### What the exercise asks
Scan the entries line by line and return those with "osher".

### Entries from a dataset of interfaces
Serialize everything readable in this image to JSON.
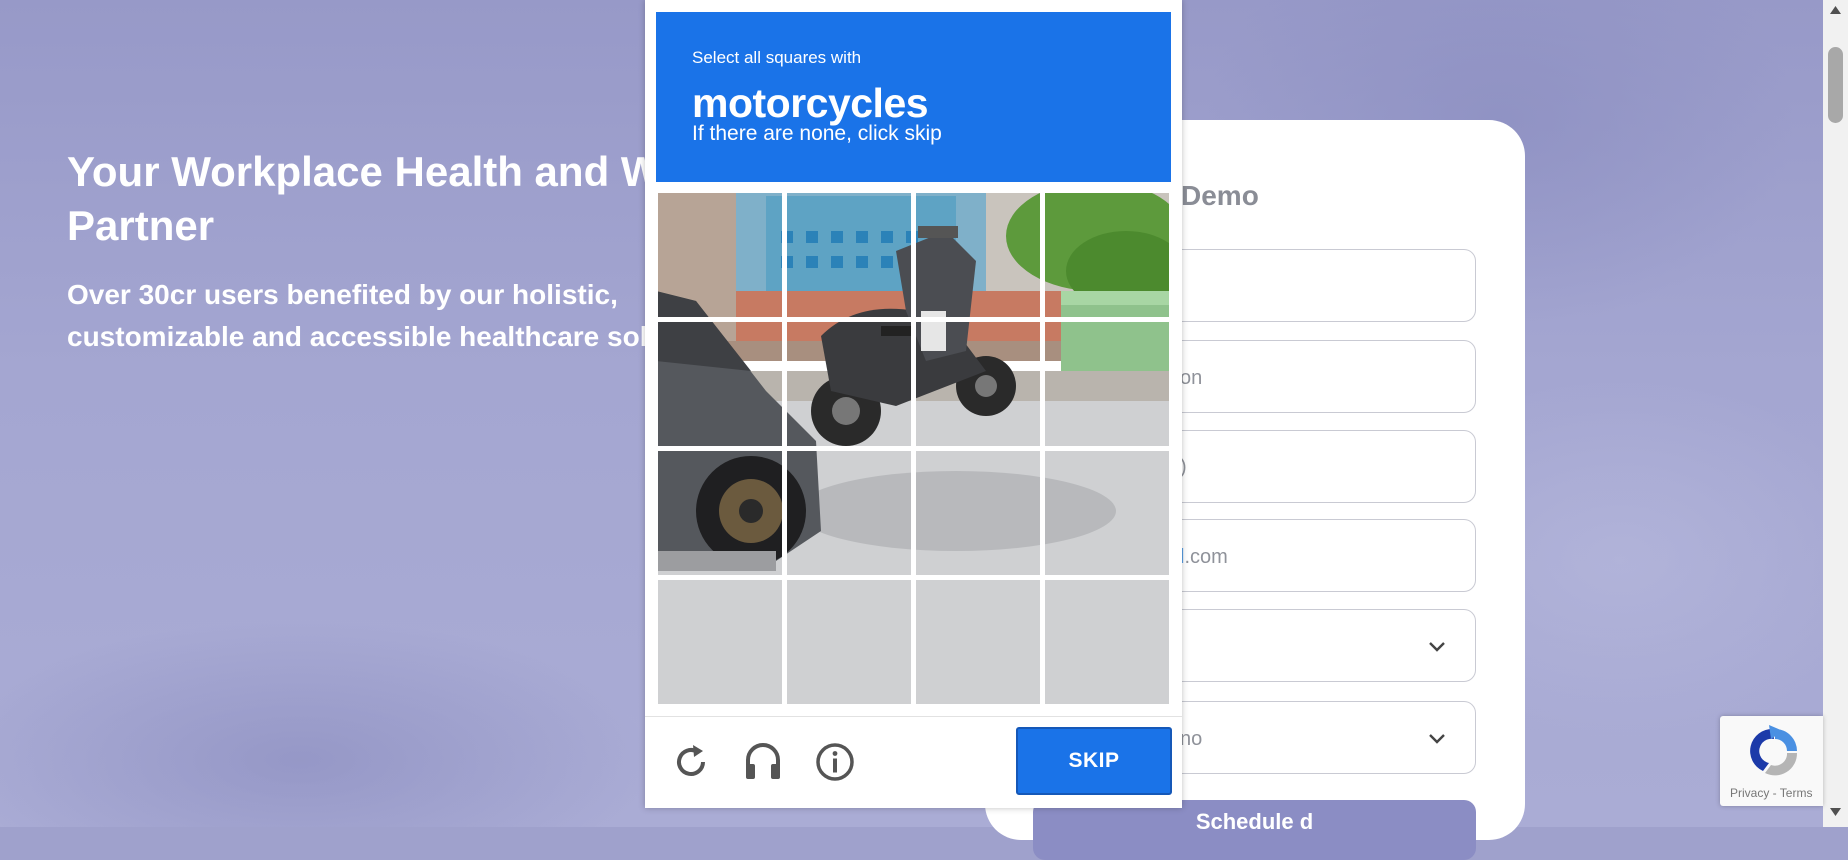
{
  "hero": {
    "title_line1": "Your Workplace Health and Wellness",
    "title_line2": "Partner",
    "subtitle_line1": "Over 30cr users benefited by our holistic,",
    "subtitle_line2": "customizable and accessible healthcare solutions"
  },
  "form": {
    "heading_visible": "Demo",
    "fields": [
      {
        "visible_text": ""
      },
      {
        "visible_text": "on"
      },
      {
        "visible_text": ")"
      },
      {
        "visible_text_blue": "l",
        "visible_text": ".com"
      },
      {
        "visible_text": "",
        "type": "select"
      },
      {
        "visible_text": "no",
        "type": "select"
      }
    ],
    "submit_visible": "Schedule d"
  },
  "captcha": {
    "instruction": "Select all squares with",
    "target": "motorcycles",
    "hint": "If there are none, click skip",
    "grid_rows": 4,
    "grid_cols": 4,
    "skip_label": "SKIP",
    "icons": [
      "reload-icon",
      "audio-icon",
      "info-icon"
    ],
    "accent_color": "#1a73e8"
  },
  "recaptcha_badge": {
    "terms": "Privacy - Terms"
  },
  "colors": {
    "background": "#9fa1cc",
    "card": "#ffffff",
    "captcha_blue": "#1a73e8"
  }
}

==

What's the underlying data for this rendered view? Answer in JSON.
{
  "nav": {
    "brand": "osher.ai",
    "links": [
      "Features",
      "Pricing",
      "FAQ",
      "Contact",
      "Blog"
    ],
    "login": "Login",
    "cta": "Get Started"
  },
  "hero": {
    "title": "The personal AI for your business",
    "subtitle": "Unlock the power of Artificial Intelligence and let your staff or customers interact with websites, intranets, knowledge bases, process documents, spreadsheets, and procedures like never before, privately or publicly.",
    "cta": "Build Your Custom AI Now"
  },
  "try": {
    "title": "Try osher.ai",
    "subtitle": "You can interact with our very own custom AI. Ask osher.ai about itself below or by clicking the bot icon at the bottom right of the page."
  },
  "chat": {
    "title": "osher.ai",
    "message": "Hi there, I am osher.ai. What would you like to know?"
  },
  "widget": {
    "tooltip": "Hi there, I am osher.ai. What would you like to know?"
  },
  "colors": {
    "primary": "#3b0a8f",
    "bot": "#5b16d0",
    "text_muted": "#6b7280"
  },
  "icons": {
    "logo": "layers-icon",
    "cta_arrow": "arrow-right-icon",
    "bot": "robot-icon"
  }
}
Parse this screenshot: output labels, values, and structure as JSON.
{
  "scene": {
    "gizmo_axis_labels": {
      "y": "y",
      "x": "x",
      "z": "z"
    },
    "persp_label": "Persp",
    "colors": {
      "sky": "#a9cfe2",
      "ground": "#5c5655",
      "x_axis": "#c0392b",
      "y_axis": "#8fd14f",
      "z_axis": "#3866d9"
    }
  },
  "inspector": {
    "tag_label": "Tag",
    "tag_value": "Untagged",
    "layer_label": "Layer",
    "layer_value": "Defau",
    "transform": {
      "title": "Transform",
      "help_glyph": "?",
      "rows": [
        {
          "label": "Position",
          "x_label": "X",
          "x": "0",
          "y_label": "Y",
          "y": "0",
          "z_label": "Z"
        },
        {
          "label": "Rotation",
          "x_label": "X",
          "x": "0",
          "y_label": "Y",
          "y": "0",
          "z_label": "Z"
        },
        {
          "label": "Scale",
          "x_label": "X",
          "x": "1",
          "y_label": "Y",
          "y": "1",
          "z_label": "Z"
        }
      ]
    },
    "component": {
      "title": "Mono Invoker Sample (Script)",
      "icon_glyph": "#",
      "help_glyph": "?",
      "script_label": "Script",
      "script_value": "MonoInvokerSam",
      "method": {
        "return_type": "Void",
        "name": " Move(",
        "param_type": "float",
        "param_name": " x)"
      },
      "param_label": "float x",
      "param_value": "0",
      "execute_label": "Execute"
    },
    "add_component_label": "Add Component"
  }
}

### Output of the task
    "brand": "osher.ai",
    "title": "Try osher.ai",
    "subtitle": "You can interact with our very own custom AI. Ask osher.ai about itself below or by clicking the bot icon at the bottom right of the page."
    "title": "osher.ai",
    "message": "Hi there, I am osher.ai. What would you like to know?"
    "tooltip": "Hi there, I am osher.ai. What would you like to know?"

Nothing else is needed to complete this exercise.